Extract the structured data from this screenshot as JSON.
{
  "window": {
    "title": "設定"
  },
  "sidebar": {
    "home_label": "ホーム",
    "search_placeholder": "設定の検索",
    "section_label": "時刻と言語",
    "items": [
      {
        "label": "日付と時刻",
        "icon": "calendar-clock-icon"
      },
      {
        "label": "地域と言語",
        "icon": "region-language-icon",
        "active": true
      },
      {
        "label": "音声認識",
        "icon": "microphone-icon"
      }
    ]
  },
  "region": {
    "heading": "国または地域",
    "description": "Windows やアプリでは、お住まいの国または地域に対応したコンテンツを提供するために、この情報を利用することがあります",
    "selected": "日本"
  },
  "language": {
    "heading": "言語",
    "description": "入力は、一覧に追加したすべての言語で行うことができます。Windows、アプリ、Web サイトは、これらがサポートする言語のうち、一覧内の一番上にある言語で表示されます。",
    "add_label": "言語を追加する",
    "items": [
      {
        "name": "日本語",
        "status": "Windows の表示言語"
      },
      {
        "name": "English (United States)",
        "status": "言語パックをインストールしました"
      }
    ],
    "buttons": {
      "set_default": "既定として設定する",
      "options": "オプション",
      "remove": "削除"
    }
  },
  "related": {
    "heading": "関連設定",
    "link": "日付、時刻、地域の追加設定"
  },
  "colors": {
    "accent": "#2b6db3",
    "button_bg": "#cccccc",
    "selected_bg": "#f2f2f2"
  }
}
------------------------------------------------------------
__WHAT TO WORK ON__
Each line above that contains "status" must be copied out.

__EXERCISE SOLUTION__
        "status": "Windows の表示言語"
        "status": "言語パックをインストールしました"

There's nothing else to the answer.